To be honest, this shopping trip was pretty far from “zero waste.” I’m admittedly using “nearly” very loosely here. The good news is that all of the waste, with the exception of the produce stickers, can be recycled or composted.
I don’t typically shop at Walmart, but when the closest bulk store is 30 minutes away and I have all three kids with me and we just spent the morning at the doctor and we really need some basics for baking and produce for snacks…well, sometimes I end up going to Walmart.
[This is actually the first time such a thing has happened because I try my best to always plan ahead and therefore avoid this problem.]
I don’t even have the time or energy to sort through my varied and complex feelings about Walmart in general. So, I had to do what I could, and I’m happy to report that, at the very least, I didn’t bring very much waste home.
Here’s a breakdown of what I got:
Flour and Sugar
I usually buy these from the bulk bins at Whole Foods or [recently] Fresh Thyme, but I just couldn’t get all the way to one of those stores. But, the good news is that these bags are compostable and I bought the largest bags I have space to store. My biggest bummer is actually that I’m not certain that the sugar is fair trade.
Extra virgin olive oil
We usually buy it at Walmart because it is a good price for a big jug [even though the jug is unfortunately plastic], BUT I will be buying my EVOO from Fresh Thyme from now on since they have it in bulk and I can bring my own container.
I haven’t found a source of unpackaged toilet paper yet, so I buy the rolls in large packages and recycle the plastic wrap [grocery store drop off] and all of the cardboard rolls [curbside pickup].
I wish we were to the point of not using any toilet paper, but my husband is not a fan of the make-shift bidet [aka diaper sprayer].
I buy my yeast in glass jars because I use a lot of yeast and glass is a sustainable material and good for reusing [like storing homemade baby food or making homemade candles] or recycling.
Ah, milk – the bane of my zero waste existence. I see why it is so much easier to be truly “zero waste” as a vegan. But my husband cannot live without milk. We could buy it in glass bottles, but I just can’t bring myself to do it yet. So, the downside is three plastic jugs to be recycled. BUT, on the upside, one gallon is for making homemade yogurt, and the other is for making homemade ricotta…so I’m saving the waste I would have if I bought those things.
[I’m trying to convince my family to switch over to the cashew milk I make and think is delicious – but change takes time…]
I picked up loose produce and put it in my own bags. The only regret is that the bananas are not fair trade – but I don’t even know where to find fair trade bananas. [Suggestions, anyone?]

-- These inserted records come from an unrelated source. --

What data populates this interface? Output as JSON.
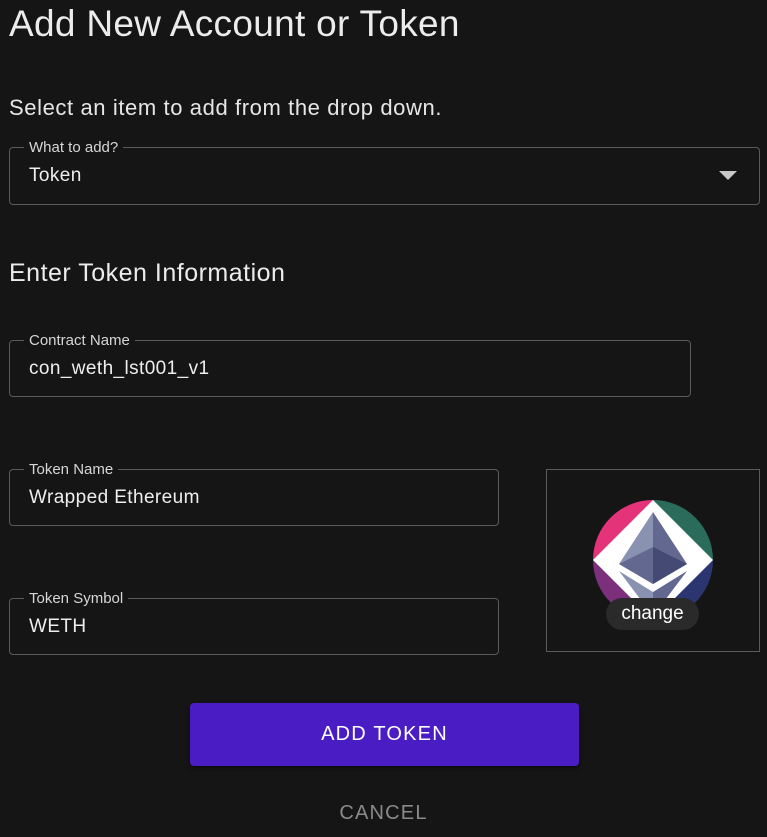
{
  "page": {
    "title": "Add New Account or Token",
    "instruction": "Select an item to add from the drop down."
  },
  "type_select": {
    "label": "What to add?",
    "value": "Token"
  },
  "section": {
    "title": "Enter Token Information"
  },
  "contract_name": {
    "label": "Contract Name",
    "value": "con_weth_lst001_v1"
  },
  "token_name": {
    "label": "Token Name",
    "value": "Wrapped Ethereum"
  },
  "token_symbol": {
    "label": "Token Symbol",
    "value": "WETH"
  },
  "token_image": {
    "icon": "ethereum-logo-icon",
    "change_label": "change"
  },
  "actions": {
    "add_label": "ADD TOKEN",
    "cancel_label": "CANCEL"
  },
  "colors": {
    "background": "#151515",
    "primary_button": "#4a1cc4",
    "logo_pink": "#e5337a",
    "logo_teal": "#2a6b5c",
    "logo_navy": "#2b3670",
    "logo_purple": "#7c2f7a"
  }
}
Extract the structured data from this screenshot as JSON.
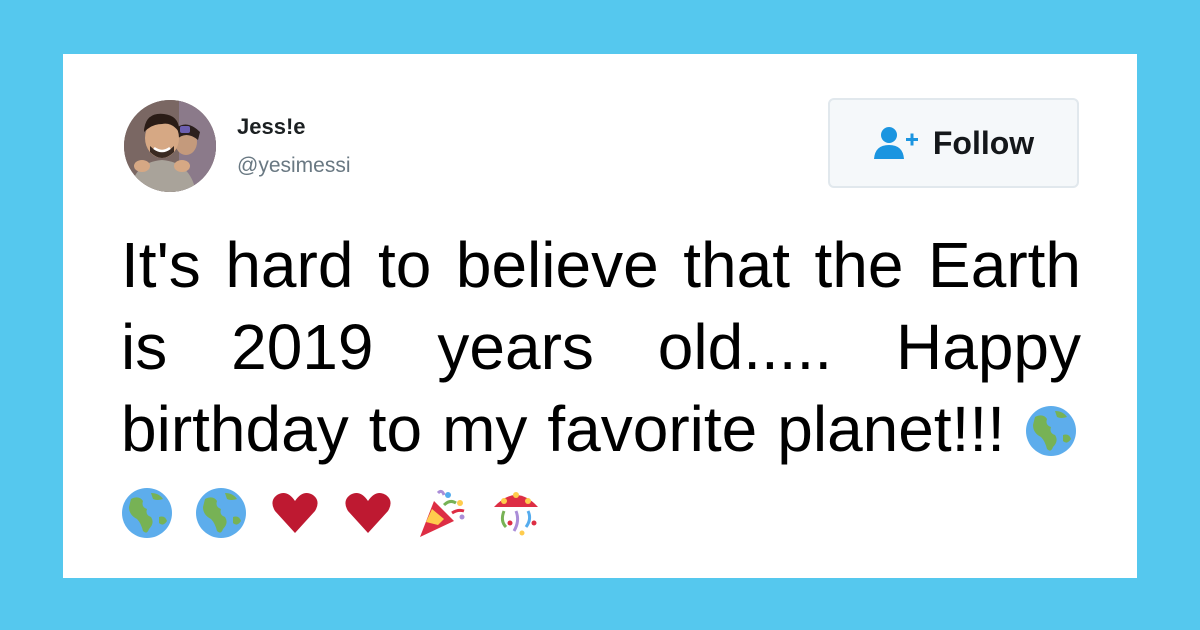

Ironically, the produce is the only place where I brought home something actually bound for the trash can – the stickers.
But, I guess if this is all that goes to the landfill, that’s not too bad after all.